Of course, the back matter of Bitch Planet tackles all of the issues that we’ve come to expect it to. I particularly enjoyed DeConnick’s reaction to the Trump video of a month ago, and her exhaustion with the fact that so many men only seem able to empathize with women as “mothers and daughters.” That bears repeating until people actually learn to empathize with women as human beings, and not solely because of a familial relationship.
No, it’s the riot that takes up the lion’s share of this issue. It’s certainly fun to see the prison fall into chaos, and as Penny Rolle’s #1 fan, I enjoy watching her kick wholesale ass without really even breaking a sweat. But punching and brawling is pretty standard comic book fare, and not why I’m reading this particular series. Perhaps the thing I enjoyed the most in the story proper was the threat of mixing the two prison populations, which is to say allowing trans women into the general population. From the perspective of the administrators, this is surely an existential threat, and it will make for good reading, but it doesn’t get quite as much attention into why. And I think the why is important, because Bitch Planet is so good at examining the assumptions and worldviews that inform 21st-century sexism.

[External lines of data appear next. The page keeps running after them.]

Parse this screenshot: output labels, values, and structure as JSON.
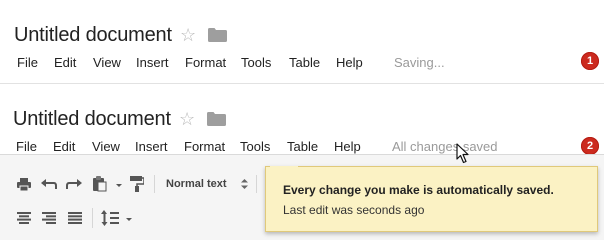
{
  "screen_1": {
    "doc_title": "Untitled document",
    "menu": [
      "File",
      "Edit",
      "View",
      "Insert",
      "Format",
      "Tools",
      "Table",
      "Help"
    ],
    "status": "Saving...",
    "step": "1"
  },
  "screen_2": {
    "doc_title": "Untitled document",
    "menu": [
      "File",
      "Edit",
      "View",
      "Insert",
      "Format",
      "Tools",
      "Table",
      "Help"
    ],
    "status": "All changes saved",
    "step": "2",
    "toolbar": {
      "style_select": "Normal text"
    },
    "tooltip": {
      "title": "Every change you make is automatically saved.",
      "subtitle": "Last edit was seconds ago"
    }
  },
  "icons": [
    "star-icon",
    "folder-icon",
    "print-icon",
    "undo-icon",
    "redo-icon",
    "paste-icon",
    "paint-format-icon",
    "align-left-icon",
    "align-center-icon",
    "justify-icon",
    "line-spacing-icon",
    "cursor-icon"
  ],
  "colors": {
    "badge": "#cc2a1f",
    "tooltip_bg": "#fbf2c4",
    "status_text": "#9a9a9a"
  }
}
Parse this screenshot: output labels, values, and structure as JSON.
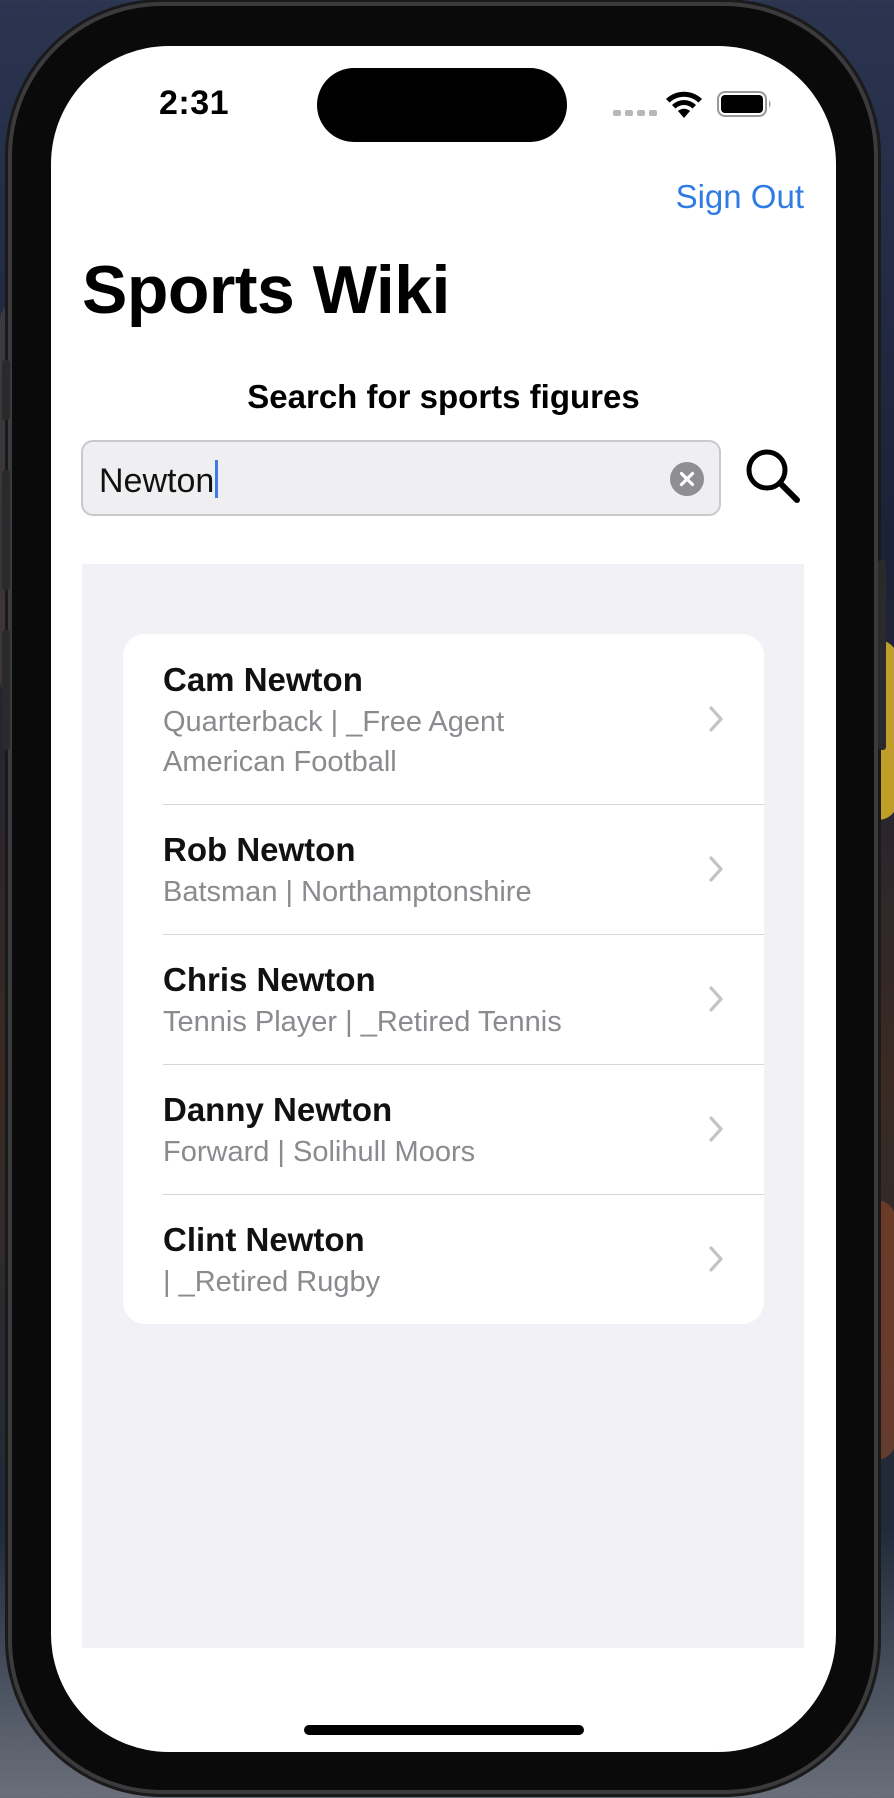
{
  "status_bar": {
    "time": "2:31",
    "wifi_icon": "wifi-icon",
    "battery_icon": "battery-icon",
    "signal_icon": "signal-dots-icon"
  },
  "nav": {
    "sign_out_label": "Sign Out"
  },
  "page": {
    "title": "Sports Wiki",
    "search_caption": "Search for sports figures"
  },
  "search": {
    "value": "Newton",
    "clear_icon": "clear-circle-icon",
    "search_icon": "magnifying-glass-icon"
  },
  "results": [
    {
      "name": "Cam Newton",
      "subtitle": "Quarterback | _Free Agent",
      "subtitle2": "American Football"
    },
    {
      "name": "Rob Newton",
      "subtitle": "Batsman | Northamptonshire",
      "subtitle2": null
    },
    {
      "name": "Chris Newton",
      "subtitle": "Tennis Player | _Retired Tennis",
      "subtitle2": null
    },
    {
      "name": "Danny Newton",
      "subtitle": "Forward | Solihull Moors",
      "subtitle2": null
    },
    {
      "name": "Clint Newton",
      "subtitle": " | _Retired Rugby",
      "subtitle2": null
    }
  ],
  "colors": {
    "accent": "#2f7ce5",
    "panel_background": "#f1f1f6",
    "secondary_text": "#8a8a8f"
  }
}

And I’m still so unclear about how to Doane is supposed to fit into all of this. That might just be the production schedule of this book; by the time I picked this up, I could only barely remember who Doane was, and whether there were any clues about her from prior issues. I want to know where they’re going, especially because so little is really said in this issue…but knowing this book, I’m going to be waiting for a while.
Oh well. Bitch Planet will be back, and I have a feeling next issue will have some more answers.
Bitch Planet #9
Writer: Kelly Sue DeConnick
Artist: Valentine DeLandro
Publisher: Image Comics